Thursday 19 July 2018
Earlier this year I announced plans to build a rapid response social media capability to help support the reclaiming of a fact-based public debate.
In April, the Cabinet Office launched the Rapid Response Unit (RRU) to help meet this complex policy challenge. The new team is made up of specialists including analyst-editors, data scientists, media and digital experts. It monitors news and information being shared and engaged with online to identify emerging issues with speed, accuracy and with integrity. We do this to better understand the news environment, to let departments know about emerging stories, and to assess the effectiveness of our public information.
Based across the Cabinet Office and No.10, the RRU is neither a “rebuttal” unit, nor is it a “fake news” unit. During this pilot period, we’ve tested the concept, evaluated the impact of specific initiatives and examined how strongly stories are shared online.
There’s then the question of how we respond to public debate online.
As press officers we know that rebuttal will often not be an appropriate course of action.
As digital content experts we know that pithy, polarised untruths cannot and should not always be met with snappy responses.
As communicators we all know that good communication starts with listening, and that we must be alert to what is being said about government policy, including mis- or disinformation.
Finally, as civil servants we know that impartiality, accuracy and transparency is absolutely fundamental to everything we do.
The unit’s round the clock monitoring service has identified several stories of concern during the pilot, ranging from the chemical weapons attack in Syria to domestic stories relating to the NHS and crime.
For example, following the Syria airstrikes, the unit identified that a number of false narratives from alternative news sources were gaining traction online. These “alt-news” sources are biased and rely on sensationalism rather than facts to pique readers’ interest.
Due to the way that search engine algorithms work, when people searched for information on the strikes, these unreliable sources were appearing above official UK government information. In fact, no government information was appearing on the first 15 pages of Google results. We know that search is an excellent indicator of intention. It can reflect bias in information received from elsewhere.
The unit therefore ensured those using search terms that indicated bias – such as ‘false flag’ – were presented with factual information on the UK’s response. The RRU improved the ranking from below 200 to number 1 within a matter of hours. Information on UKAID’s work in the region was also immediately amplified amongst audiences demonstrating the highest levels of interest in humanitarian issues affecting displaced Syrians.
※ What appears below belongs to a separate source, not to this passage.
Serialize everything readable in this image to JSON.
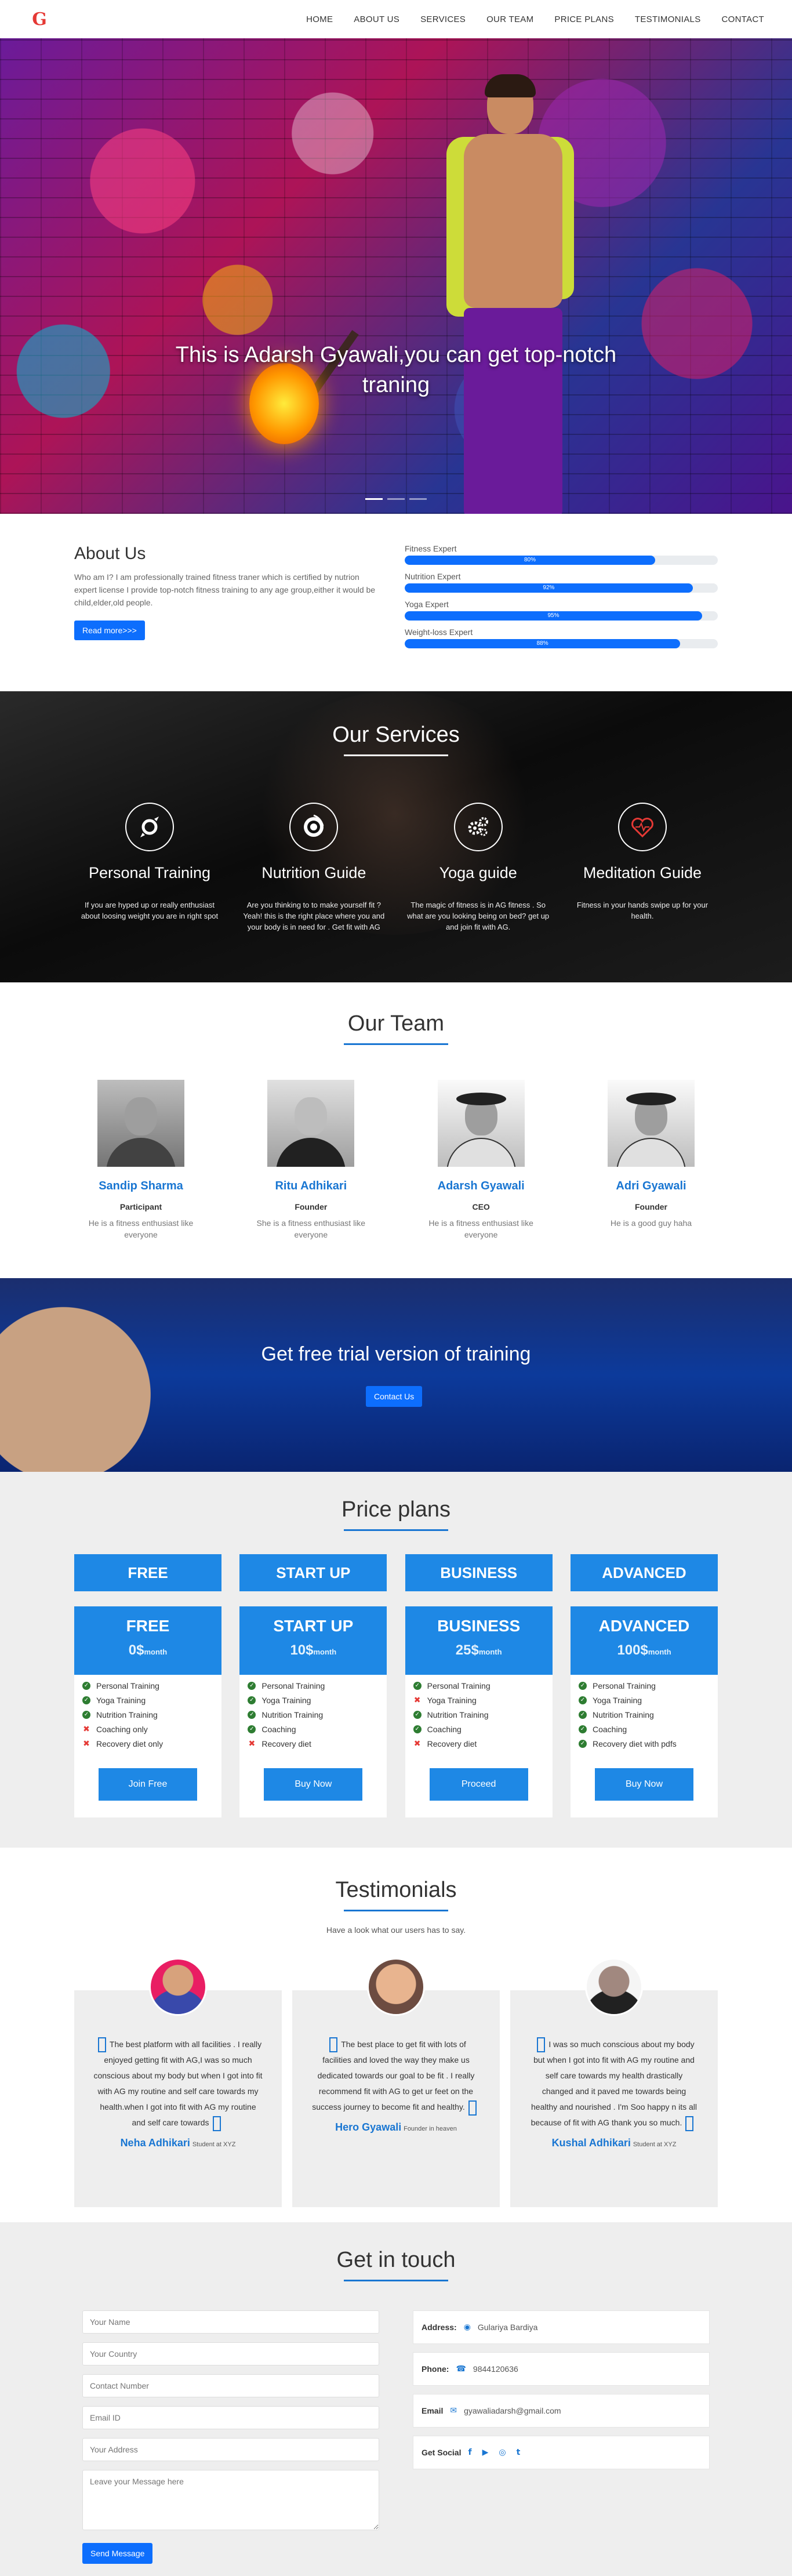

The unit has also tackled misinformation closer to home. In early April, a number of articles from US and UK outlets reported on murder rates in London outstripping New York for the first time, based on the selective use of data. Sensationalist in nature, these stories quickly spread via social media, which was then spotted by RRU monitoring. Action needed to be taken to prevent panic and provide reassurance in the face of these alarmist news stories. The unit activated social media content which helped to rebalance the narrative and reassure those who were most engaged with the topic.
The RRU works closely with the National Security Communications Team (NSCT), which has been recently expanded. NCST’s purpose is to allow Government to better tackle the communications elements of interconnected and complex challenges to our national security, including (but not limited to) disinformation. In crisis situations, the RRU and the NSCT closely support each other’s work.
We are at the forefront of a growing international consensus on the need to take action against inaccurate or misleading information, whatever its source or intent. There is now an opportunity and urgency for the UK Government to set the highest standards in tackling misinformation with efficiency, propriety, and transparency, maintaining our position as an innovator in communications.
Alongside civil society institutions, our free media, and internet companies, we will do what is necessary to ensure a sustainable online news environment, build societal resilience to disinformation, and preserve our democracy.